TASK DETAILS:
Look through the records below, and copy out every line that holds the string "screenshot".

--- AVAILABLE RECORDS ---

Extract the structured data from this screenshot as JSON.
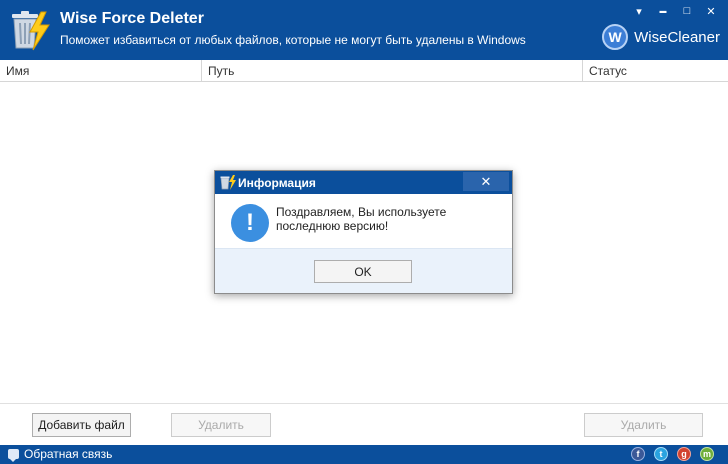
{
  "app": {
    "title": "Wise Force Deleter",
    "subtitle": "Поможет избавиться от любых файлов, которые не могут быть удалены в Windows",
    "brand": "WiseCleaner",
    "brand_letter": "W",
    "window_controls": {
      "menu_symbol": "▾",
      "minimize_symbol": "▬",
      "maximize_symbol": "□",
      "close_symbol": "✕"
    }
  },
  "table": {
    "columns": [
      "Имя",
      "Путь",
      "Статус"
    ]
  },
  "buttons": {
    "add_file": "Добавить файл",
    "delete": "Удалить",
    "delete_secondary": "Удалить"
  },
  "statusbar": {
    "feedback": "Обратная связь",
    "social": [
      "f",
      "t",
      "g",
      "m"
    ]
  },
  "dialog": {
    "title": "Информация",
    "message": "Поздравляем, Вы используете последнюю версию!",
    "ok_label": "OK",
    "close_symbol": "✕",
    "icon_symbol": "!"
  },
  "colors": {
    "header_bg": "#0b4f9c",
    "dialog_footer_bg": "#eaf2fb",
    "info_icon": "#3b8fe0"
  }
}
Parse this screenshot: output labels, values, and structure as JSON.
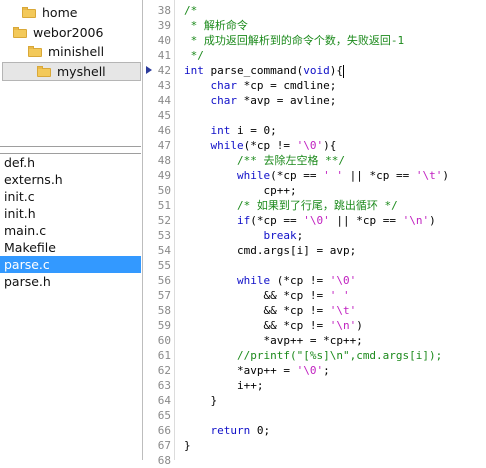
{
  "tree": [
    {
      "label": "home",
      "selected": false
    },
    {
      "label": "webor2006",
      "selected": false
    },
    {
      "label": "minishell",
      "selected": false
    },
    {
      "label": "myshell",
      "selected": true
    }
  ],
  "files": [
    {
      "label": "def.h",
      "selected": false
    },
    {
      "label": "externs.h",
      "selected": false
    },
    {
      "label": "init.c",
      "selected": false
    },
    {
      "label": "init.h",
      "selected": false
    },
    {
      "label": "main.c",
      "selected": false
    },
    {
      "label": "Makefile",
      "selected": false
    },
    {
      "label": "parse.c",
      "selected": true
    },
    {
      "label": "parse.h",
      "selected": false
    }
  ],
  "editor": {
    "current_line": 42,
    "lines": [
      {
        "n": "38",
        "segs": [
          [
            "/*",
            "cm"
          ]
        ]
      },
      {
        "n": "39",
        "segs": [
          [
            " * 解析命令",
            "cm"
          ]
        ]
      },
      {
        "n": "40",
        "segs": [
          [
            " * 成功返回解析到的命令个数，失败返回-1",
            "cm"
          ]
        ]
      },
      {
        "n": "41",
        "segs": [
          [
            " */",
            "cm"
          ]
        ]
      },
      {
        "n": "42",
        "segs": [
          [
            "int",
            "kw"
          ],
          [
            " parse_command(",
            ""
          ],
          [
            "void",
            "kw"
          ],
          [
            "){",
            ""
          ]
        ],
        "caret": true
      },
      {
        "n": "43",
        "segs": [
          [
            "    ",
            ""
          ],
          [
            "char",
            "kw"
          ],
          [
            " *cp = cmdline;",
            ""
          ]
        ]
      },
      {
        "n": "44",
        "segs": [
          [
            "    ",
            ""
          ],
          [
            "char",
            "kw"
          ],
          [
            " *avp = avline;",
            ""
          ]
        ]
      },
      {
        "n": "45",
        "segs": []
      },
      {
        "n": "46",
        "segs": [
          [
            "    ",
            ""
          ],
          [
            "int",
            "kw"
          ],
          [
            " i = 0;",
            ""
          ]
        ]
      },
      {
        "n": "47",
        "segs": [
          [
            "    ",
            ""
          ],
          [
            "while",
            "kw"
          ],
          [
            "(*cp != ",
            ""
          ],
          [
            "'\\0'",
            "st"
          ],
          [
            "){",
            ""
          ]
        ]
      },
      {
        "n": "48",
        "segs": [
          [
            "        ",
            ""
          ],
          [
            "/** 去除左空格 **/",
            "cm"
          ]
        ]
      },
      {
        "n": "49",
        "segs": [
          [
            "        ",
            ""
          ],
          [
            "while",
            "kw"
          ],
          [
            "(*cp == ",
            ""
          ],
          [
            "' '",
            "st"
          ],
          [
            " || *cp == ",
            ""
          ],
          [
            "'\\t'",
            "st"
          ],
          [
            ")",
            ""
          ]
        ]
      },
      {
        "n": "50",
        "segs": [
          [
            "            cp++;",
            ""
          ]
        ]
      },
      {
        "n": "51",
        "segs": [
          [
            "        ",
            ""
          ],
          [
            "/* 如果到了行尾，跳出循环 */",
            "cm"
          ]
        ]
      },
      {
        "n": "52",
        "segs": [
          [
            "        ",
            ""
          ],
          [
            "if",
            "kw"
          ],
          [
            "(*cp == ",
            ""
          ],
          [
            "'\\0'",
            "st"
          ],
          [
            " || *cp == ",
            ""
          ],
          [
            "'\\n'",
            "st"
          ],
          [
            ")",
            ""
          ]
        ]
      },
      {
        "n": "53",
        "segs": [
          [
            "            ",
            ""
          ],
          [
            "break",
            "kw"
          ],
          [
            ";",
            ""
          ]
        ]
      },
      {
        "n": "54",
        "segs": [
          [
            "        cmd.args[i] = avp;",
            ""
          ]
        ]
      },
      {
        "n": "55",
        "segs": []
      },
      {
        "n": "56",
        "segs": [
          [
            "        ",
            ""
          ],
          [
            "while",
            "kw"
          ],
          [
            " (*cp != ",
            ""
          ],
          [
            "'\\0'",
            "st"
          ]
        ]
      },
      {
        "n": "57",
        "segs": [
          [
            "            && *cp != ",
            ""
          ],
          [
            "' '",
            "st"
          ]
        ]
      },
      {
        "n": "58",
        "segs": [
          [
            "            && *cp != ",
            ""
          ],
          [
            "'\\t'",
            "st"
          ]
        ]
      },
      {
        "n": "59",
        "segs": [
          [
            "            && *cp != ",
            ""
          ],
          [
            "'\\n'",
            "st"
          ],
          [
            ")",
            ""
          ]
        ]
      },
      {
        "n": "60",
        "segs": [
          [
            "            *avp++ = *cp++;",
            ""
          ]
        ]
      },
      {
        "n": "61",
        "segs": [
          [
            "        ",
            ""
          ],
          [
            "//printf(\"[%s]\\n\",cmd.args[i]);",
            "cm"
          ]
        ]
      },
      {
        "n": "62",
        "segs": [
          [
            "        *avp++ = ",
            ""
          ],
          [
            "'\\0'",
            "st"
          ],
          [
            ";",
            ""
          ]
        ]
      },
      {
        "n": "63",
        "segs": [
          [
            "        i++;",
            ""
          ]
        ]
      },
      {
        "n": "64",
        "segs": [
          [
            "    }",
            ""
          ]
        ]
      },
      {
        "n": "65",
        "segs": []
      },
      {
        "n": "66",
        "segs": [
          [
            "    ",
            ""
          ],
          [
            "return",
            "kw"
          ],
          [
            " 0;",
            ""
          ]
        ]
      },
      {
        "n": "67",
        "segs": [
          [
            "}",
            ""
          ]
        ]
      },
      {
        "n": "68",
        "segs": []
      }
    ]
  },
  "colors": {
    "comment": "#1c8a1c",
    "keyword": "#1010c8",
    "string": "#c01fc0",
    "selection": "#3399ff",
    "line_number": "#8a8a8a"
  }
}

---
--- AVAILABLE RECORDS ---

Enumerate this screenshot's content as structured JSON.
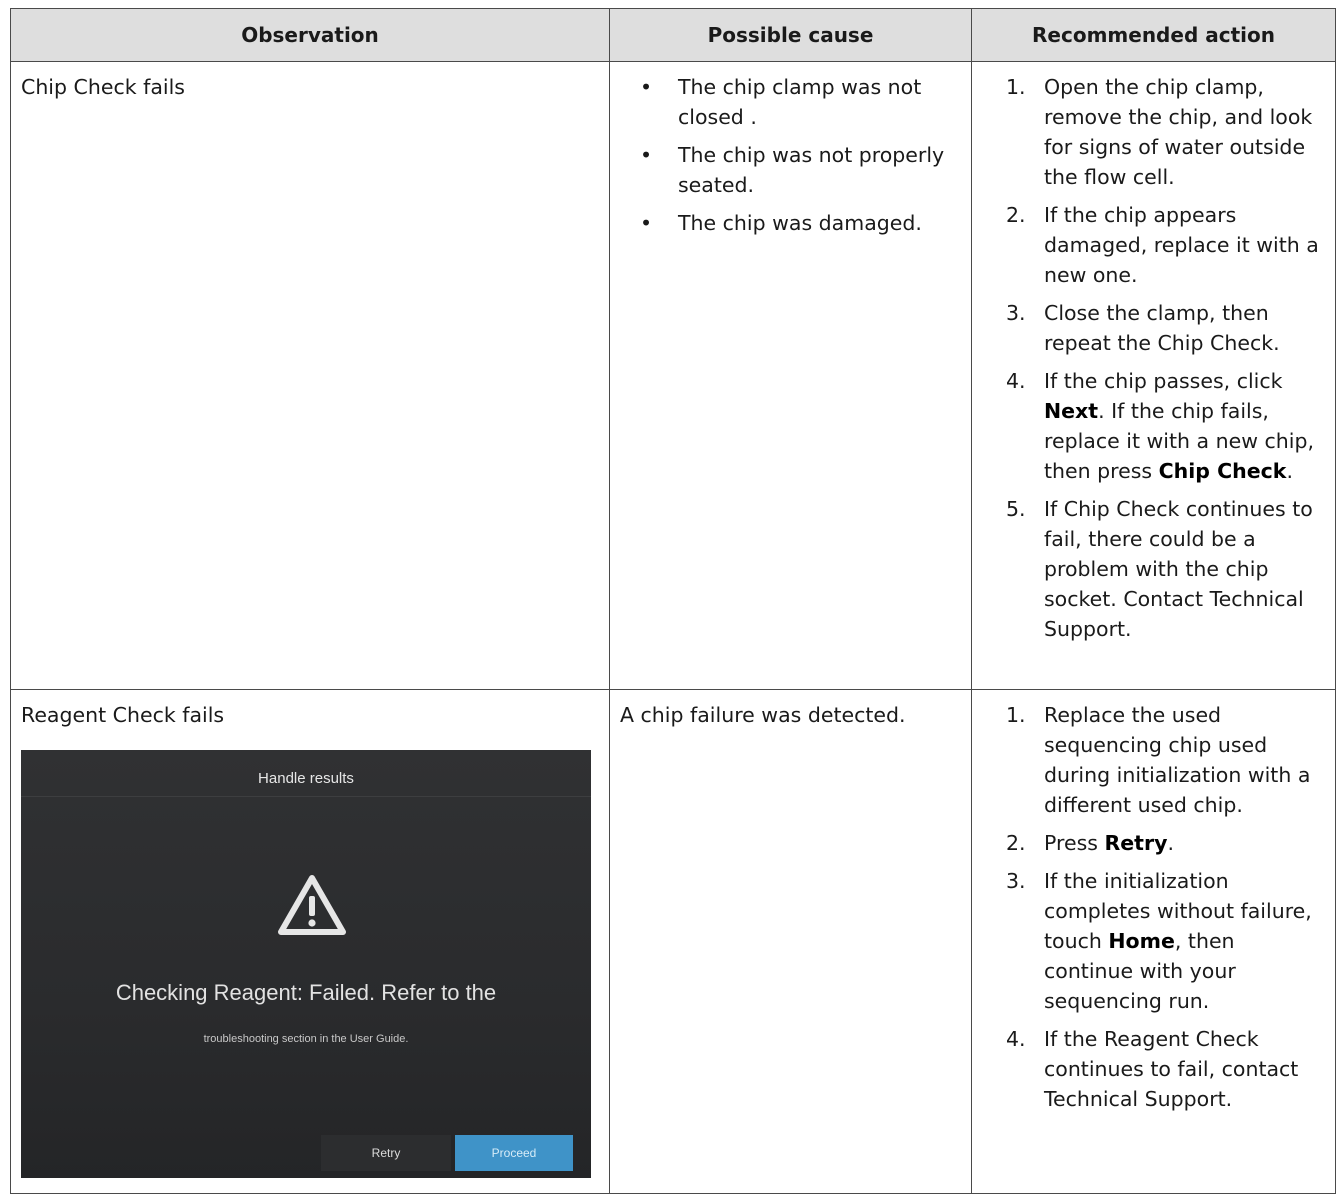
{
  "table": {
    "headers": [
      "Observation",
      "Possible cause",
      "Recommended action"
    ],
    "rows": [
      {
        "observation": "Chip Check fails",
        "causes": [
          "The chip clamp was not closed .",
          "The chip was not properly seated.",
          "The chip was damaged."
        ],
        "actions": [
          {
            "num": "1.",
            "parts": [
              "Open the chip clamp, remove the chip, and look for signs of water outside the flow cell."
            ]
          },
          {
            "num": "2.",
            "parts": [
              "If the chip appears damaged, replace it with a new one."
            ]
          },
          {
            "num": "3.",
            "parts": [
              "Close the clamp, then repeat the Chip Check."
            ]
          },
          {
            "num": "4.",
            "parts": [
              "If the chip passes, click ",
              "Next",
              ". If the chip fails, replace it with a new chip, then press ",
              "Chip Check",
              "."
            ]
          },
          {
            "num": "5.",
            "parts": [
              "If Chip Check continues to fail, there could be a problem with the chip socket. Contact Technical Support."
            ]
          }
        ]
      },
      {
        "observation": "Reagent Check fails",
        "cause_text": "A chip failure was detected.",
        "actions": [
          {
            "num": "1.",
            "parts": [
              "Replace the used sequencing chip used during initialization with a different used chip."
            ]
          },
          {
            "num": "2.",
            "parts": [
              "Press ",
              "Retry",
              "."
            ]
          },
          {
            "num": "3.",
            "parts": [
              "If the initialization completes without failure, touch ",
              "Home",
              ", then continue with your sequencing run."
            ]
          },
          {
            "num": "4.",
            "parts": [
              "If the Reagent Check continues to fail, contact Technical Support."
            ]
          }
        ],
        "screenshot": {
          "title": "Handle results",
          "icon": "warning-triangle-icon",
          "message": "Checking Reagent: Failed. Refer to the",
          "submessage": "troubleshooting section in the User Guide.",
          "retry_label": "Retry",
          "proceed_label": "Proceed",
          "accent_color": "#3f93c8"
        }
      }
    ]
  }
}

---

ANSWER SPACE:
Extract the structured data from this screenshot as JSON.
Parse this screenshot: output labels, values, and structure as JSON.
Enumerate this screenshot's content as structured JSON.
        "screenshot": {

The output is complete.